INFORMATION SHOWN:
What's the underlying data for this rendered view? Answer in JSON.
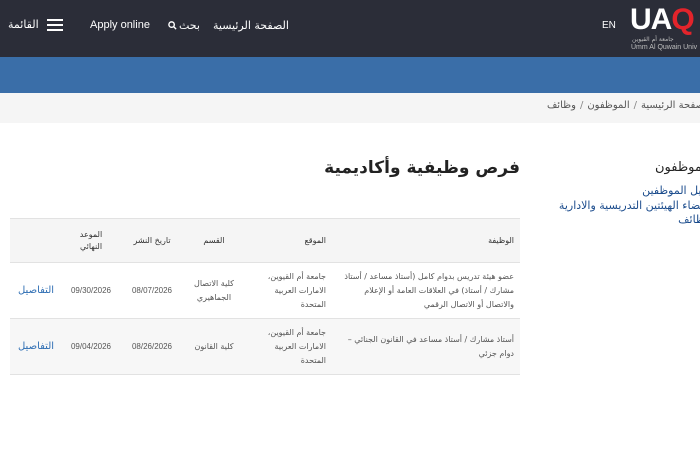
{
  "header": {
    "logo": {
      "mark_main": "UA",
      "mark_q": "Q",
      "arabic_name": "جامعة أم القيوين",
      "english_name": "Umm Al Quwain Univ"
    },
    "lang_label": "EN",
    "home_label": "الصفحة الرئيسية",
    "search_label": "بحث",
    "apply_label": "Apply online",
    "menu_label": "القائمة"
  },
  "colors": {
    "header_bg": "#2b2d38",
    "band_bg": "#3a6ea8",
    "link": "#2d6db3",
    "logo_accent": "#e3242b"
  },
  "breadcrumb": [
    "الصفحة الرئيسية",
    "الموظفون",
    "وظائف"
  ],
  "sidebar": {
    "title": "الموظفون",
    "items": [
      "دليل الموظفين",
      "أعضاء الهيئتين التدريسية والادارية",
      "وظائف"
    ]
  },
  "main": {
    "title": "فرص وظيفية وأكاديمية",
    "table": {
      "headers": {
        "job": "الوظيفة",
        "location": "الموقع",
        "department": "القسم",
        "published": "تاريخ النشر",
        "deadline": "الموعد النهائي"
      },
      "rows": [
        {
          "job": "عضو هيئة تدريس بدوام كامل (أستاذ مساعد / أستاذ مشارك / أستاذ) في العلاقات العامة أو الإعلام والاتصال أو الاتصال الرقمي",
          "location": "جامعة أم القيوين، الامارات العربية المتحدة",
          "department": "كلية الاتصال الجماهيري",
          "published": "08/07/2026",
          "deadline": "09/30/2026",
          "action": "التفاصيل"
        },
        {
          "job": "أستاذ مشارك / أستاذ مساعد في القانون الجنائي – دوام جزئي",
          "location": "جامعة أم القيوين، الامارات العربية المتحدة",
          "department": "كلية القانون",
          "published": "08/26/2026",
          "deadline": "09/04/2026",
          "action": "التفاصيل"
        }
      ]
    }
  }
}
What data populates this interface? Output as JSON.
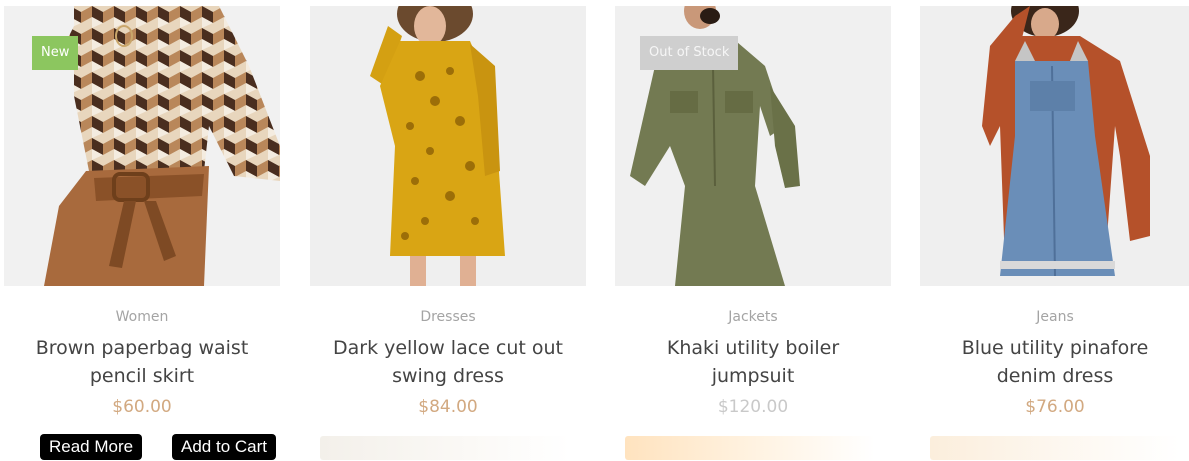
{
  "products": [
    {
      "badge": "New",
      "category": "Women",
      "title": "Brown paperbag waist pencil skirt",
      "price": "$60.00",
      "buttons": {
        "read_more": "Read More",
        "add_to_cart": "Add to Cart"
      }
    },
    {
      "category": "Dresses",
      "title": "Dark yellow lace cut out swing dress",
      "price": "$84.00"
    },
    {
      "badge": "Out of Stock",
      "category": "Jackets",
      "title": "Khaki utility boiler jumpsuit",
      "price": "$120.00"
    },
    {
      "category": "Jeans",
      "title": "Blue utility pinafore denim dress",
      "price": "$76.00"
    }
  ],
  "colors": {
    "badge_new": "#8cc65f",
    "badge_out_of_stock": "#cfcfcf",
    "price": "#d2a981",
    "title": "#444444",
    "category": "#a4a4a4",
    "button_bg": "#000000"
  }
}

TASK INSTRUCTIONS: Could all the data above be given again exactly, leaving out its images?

OUTPUT OF THE TASK:
What's the underlying data for this rendered view? Answer in JSON.
{
  "header": {
    "logo": {
      "mark_main": "UA",
      "mark_q": "Q",
      "arabic_name": "جامعة أم القيوين",
      "english_name": "Umm Al Quwain Univ"
    },
    "lang_label": "EN",
    "home_label": "الصفحة الرئيسية",
    "search_label": "بحث",
    "apply_label": "Apply online",
    "menu_label": "القائمة"
  },
  "colors": {
    "header_bg": "#2b2d38",
    "band_bg": "#3a6ea8",
    "link": "#2d6db3",
    "logo_accent": "#e3242b"
  },
  "breadcrumb": [
    "الصفحة الرئيسية",
    "الموظفون",
    "وظائف"
  ],
  "sidebar": {
    "title": "الموظفون",
    "items": [
      "دليل الموظفين",
      "أعضاء الهيئتين التدريسية والادارية",
      "وظائف"
    ]
  },
  "main": {
    "title": "فرص وظيفية وأكاديمية",
    "table": {
      "headers": {
        "job": "الوظيفة",
        "location": "الموقع",
        "department": "القسم",
        "published": "تاريخ النشر",
        "deadline": "الموعد النهائي"
      },
      "rows": [
        {
          "job": "عضو هيئة تدريس بدوام كامل (أستاذ مساعد / أستاذ مشارك / أستاذ) في العلاقات العامة أو الإعلام والاتصال أو الاتصال الرقمي",
          "location": "جامعة أم القيوين، الامارات العربية المتحدة",
          "department": "كلية الاتصال الجماهيري",
          "published": "08/07/2026",
          "deadline": "09/30/2026",
          "action": "التفاصيل"
        },
        {
          "job": "أستاذ مشارك / أستاذ مساعد في القانون الجنائي – دوام جزئي",
          "location": "جامعة أم القيوين، الامارات العربية المتحدة",
          "department": "كلية القانون",
          "published": "08/26/2026",
          "deadline": "09/04/2026",
          "action": "التفاصيل"
        }
      ]
    }
  }
}
What data populates this interface? Output as JSON.
{
  "products": [
    {
      "badge": "New",
      "category": "Women",
      "title": "Brown paperbag waist pencil skirt",
      "price": "$60.00",
      "buttons": {
        "read_more": "Read More",
        "add_to_cart": "Add to Cart"
      }
    },
    {
      "category": "Dresses",
      "title": "Dark yellow lace cut out swing dress",
      "price": "$84.00"
    },
    {
      "badge": "Out of Stock",
      "category": "Jackets",
      "title": "Khaki utility boiler jumpsuit",
      "price": "$120.00"
    },
    {
      "category": "Jeans",
      "title": "Blue utility pinafore denim dress",
      "price": "$76.00"
    }
  ],
  "colors": {
    "badge_new": "#8cc65f",
    "badge_out_of_stock": "#cfcfcf",
    "price": "#d2a981",
    "title": "#444444",
    "category": "#a4a4a4",
    "button_bg": "#000000"
  }
}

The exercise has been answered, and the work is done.